(Excerpts from a dataset)
########

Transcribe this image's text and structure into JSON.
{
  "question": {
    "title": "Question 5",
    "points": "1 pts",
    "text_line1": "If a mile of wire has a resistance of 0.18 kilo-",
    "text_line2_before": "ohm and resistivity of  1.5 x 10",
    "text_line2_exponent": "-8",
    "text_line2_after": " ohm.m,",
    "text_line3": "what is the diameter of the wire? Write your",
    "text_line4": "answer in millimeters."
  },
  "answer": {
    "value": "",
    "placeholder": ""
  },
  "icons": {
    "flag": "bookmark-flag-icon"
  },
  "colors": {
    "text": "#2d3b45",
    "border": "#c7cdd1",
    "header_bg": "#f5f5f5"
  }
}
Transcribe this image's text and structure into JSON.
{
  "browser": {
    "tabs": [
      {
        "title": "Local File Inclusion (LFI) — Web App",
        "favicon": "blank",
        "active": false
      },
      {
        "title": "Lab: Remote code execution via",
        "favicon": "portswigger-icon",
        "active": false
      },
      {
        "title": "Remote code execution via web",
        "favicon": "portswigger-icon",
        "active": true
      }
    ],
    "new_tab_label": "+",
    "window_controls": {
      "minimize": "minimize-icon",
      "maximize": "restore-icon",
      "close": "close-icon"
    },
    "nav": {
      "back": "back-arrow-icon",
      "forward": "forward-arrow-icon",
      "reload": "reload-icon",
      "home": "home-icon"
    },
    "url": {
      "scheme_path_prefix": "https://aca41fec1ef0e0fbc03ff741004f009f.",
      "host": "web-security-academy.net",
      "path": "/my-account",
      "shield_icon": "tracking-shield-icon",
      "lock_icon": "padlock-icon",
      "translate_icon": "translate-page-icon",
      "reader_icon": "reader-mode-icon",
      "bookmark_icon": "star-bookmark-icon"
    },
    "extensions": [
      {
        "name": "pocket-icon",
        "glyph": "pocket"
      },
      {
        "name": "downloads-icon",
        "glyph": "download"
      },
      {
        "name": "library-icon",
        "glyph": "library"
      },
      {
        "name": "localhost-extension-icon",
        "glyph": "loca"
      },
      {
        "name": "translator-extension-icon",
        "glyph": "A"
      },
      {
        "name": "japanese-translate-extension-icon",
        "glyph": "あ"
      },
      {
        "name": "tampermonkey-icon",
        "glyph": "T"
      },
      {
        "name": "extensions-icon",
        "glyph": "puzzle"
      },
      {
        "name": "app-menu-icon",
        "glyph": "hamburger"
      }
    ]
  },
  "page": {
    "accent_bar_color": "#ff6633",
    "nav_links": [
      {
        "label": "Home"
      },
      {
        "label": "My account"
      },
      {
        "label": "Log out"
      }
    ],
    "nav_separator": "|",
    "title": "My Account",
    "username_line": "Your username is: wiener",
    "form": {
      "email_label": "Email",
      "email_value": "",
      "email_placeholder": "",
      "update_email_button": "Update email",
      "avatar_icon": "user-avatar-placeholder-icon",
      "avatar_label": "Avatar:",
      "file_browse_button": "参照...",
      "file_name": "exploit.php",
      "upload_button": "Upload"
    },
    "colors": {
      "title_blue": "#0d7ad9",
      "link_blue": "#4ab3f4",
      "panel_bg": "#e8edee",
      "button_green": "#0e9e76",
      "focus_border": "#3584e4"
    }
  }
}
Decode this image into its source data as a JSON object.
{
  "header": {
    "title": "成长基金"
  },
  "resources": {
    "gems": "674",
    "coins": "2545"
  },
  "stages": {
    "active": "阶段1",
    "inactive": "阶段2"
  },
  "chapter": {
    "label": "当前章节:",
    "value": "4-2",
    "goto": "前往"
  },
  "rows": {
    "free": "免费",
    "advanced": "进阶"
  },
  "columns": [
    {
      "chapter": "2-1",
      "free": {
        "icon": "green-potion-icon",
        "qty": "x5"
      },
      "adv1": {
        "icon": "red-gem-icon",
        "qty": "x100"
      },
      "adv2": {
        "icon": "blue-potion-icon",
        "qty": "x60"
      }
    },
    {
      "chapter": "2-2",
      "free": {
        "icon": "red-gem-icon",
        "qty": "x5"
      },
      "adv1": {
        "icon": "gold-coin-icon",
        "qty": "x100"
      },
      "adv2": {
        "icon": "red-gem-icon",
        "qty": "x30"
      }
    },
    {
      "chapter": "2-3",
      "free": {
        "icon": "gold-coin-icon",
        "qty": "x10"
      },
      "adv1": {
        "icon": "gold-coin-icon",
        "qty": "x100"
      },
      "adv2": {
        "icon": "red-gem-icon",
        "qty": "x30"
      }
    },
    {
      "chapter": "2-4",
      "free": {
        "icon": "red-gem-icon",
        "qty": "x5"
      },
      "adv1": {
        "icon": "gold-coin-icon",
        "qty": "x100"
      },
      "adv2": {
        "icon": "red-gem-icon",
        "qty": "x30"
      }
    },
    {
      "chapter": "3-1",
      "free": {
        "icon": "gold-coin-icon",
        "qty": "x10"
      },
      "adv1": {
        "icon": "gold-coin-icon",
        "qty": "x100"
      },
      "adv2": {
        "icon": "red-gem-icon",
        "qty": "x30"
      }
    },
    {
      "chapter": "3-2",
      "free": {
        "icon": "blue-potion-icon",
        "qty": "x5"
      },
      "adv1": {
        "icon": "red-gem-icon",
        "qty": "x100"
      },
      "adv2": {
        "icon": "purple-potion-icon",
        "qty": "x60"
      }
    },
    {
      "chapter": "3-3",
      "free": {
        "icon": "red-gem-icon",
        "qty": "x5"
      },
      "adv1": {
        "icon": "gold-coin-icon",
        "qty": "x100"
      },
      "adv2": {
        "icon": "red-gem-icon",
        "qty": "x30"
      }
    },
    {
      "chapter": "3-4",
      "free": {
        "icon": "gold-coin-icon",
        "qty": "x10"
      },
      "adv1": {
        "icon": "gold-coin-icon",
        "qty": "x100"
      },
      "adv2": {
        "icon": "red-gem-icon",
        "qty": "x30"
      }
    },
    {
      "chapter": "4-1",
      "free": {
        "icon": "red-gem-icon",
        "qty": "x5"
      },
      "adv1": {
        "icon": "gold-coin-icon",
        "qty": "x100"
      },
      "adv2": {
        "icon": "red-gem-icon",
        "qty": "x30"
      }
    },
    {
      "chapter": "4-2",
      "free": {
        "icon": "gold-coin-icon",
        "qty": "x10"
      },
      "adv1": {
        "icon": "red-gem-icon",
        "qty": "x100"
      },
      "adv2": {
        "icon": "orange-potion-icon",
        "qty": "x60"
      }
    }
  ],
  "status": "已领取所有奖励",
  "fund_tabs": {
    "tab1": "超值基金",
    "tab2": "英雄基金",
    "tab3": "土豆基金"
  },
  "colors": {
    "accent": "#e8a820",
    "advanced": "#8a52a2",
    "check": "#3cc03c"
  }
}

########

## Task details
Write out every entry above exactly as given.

## Solution for this exercise
Transcribe this image's text and structure into JSON.
{
  "question": {
    "title": "Question 5",
    "points": "1 pts",
    "text_line1": "If a mile of wire has a resistance of 0.18 kilo-",
    "text_line2_before": "ohm and resistivity of  1.5 x 10",
    "text_line2_exponent": "-8",
    "text_line2_after": " ohm.m,",
    "text_line3": "what is the diameter of the wire? Write your",
    "text_line4": "answer in millimeters."
  },
  "answer": {
    "value": "",
    "placeholder": ""
  },
  "icons": {
    "flag": "bookmark-flag-icon"
  },
  "colors": {
    "text": "#2d3b45",
    "border": "#c7cdd1",
    "header_bg": "#f5f5f5"
  }
}
Transcribe this image's text and structure into JSON.
{
  "browser": {
    "tabs": [
      {
        "title": "Local File Inclusion (LFI) — Web App",
        "favicon": "blank",
        "active": false
      },
      {
        "title": "Lab: Remote code execution via",
        "favicon": "portswigger-icon",
        "active": false
      },
      {
        "title": "Remote code execution via web",
        "favicon": "portswigger-icon",
        "active": true
      }
    ],
    "new_tab_label": "+",
    "window_controls": {
      "minimize": "minimize-icon",
      "maximize": "restore-icon",
      "close": "close-icon"
    },
    "nav": {
      "back": "back-arrow-icon",
      "forward": "forward-arrow-icon",
      "reload": "reload-icon",
      "home": "home-icon"
    },
    "url": {
      "scheme_path_prefix": "https://aca41fec1ef0e0fbc03ff741004f009f.",
      "host": "web-security-academy.net",
      "path": "/my-account",
      "shield_icon": "tracking-shield-icon",
      "lock_icon": "padlock-icon",
      "translate_icon": "translate-page-icon",
      "reader_icon": "reader-mode-icon",
      "bookmark_icon": "star-bookmark-icon"
    },
    "extensions": [
      {
        "name": "pocket-icon",
        "glyph": "pocket"
      },
      {
        "name": "downloads-icon",
        "glyph": "download"
      },
      {
        "name": "library-icon",
        "glyph": "library"
      },
      {
        "name": "localhost-extension-icon",
        "glyph": "loca"
      },
      {
        "name": "translator-extension-icon",
        "glyph": "A"
      },
      {
        "name": "japanese-translate-extension-icon",
        "glyph": "あ"
      },
      {
        "name": "tampermonkey-icon",
        "glyph": "T"
      },
      {
        "name": "extensions-icon",
        "glyph": "puzzle"
      },
      {
        "name": "app-menu-icon",
        "glyph": "hamburger"
      }
    ]
  },
  "page": {
    "accent_bar_color": "#ff6633",
    "nav_links": [
      {
        "label": "Home"
      },
      {
        "label": "My account"
      },
      {
        "label": "Log out"
      }
    ],
    "nav_separator": "|",
    "title": "My Account",
    "username_line": "Your username is: wiener",
    "form": {
      "email_label": "Email",
      "email_value": "",
      "email_placeholder": "",
      "update_email_button": "Update email",
      "avatar_icon": "user-avatar-placeholder-icon",
      "avatar_label": "Avatar:",
      "file_browse_button": "参照...",
      "file_name": "exploit.php",
      "upload_button": "Upload"
    },
    "colors": {
      "title_blue": "#0d7ad9",
      "link_blue": "#4ab3f4",
      "panel_bg": "#e8edee",
      "button_green": "#0e9e76",
      "focus_border": "#3584e4"
    }
  }
}
Decode this image into its source data as a JSON object.
{
  "header": {
    "title": "成长基金"
  },
  "resources": {
    "gems": "674",
    "coins": "2545"
  },
  "stages": {
    "active": "阶段1",
    "inactive": "阶段2"
  },
  "chapter": {
    "label": "当前章节:",
    "value": "4-2",
    "goto": "前往"
  },
  "rows": {
    "free": "免费",
    "advanced": "进阶"
  },
  "columns": [
    {
      "chapter": "2-1",
      "free": {
        "icon": "green-potion-icon",
        "qty": "x5"
      },
      "adv1": {
        "icon": "red-gem-icon",
        "qty": "x100"
      },
      "adv2": {
        "icon": "blue-potion-icon",
        "qty": "x60"
      }
    },
    {
      "chapter": "2-2",
      "free": {
        "icon": "red-gem-icon",
        "qty": "x5"
      },
      "adv1": {
        "icon": "gold-coin-icon",
        "qty": "x100"
      },
      "adv2": {
        "icon": "red-gem-icon",
        "qty": "x30"
      }
    },
    {
      "chapter": "2-3",
      "free": {
        "icon": "gold-coin-icon",
        "qty": "x10"
      },
      "adv1": {
        "icon": "gold-coin-icon",
        "qty": "x100"
      },
      "adv2": {
        "icon": "red-gem-icon",
        "qty": "x30"
      }
    },
    {
      "chapter": "2-4",
      "free": {
        "icon": "red-gem-icon",
        "qty": "x5"
      },
      "adv1": {
        "icon": "gold-coin-icon",
        "qty": "x100"
      },
      "adv2": {
        "icon": "red-gem-icon",
        "qty": "x30"
      }
    },
    {
      "chapter": "3-1",
      "free": {
        "icon": "gold-coin-icon",
        "qty": "x10"
      },
      "adv1": {
        "icon": "gold-coin-icon",
        "qty": "x100"
      },
      "adv2": {
        "icon": "red-gem-icon",
        "qty": "x30"
      }
    },
    {
      "chapter": "3-2",
      "free": {
        "icon": "blue-potion-icon",
        "qty": "x5"
      },
      "adv1": {
        "icon": "red-gem-icon",
        "qty": "x100"
      },
      "adv2": {
        "icon": "purple-potion-icon",
        "qty": "x60"
      }
    },
    {
      "chapter": "3-3",
      "free": {
        "icon": "red-gem-icon",
        "qty": "x5"
      },
      "adv1": {
        "icon": "gold-coin-icon",
        "qty": "x100"
      },
      "adv2": {
        "icon": "red-gem-icon",
        "qty": "x30"
      }
    },
    {
      "chapter": "3-4",
      "free": {
        "icon": "gold-coin-icon",
        "qty": "x10"
      },
      "adv1": {
        "icon": "gold-coin-icon",
        "qty": "x100"
      },
      "adv2": {
        "icon": "red-gem-icon",
        "qty": "x30"
      }
    },
    {
      "chapter": "4-1",
      "free": {
        "icon": "red-gem-icon",
        "qty": "x5"
      },
      "adv1": {
        "icon": "gold-coin-icon",
        "qty": "x100"
      },
      "adv2": {
        "icon": "red-gem-icon",
        "qty": "x30"
      }
    },
    {
      "chapter": "4-2",
      "free": {
        "icon": "gold-coin-icon",
        "qty": "x10"
      },
      "adv1": {
        "icon": "red-gem-icon",
        "qty": "x100"
      },
      "adv2": {
        "icon": "orange-potion-icon",
        "qty": "x60"
      }
    }
  ],
  "status": "已领取所有奖励",
  "fund_tabs": {
    "tab1": "超值基金",
    "tab2": "英雄基金",
    "tab3": "土豆基金"
  },
  "colors": {
    "accent": "#e8a820",
    "advanced": "#8a52a2",
    "check": "#3cc03c"
  }
}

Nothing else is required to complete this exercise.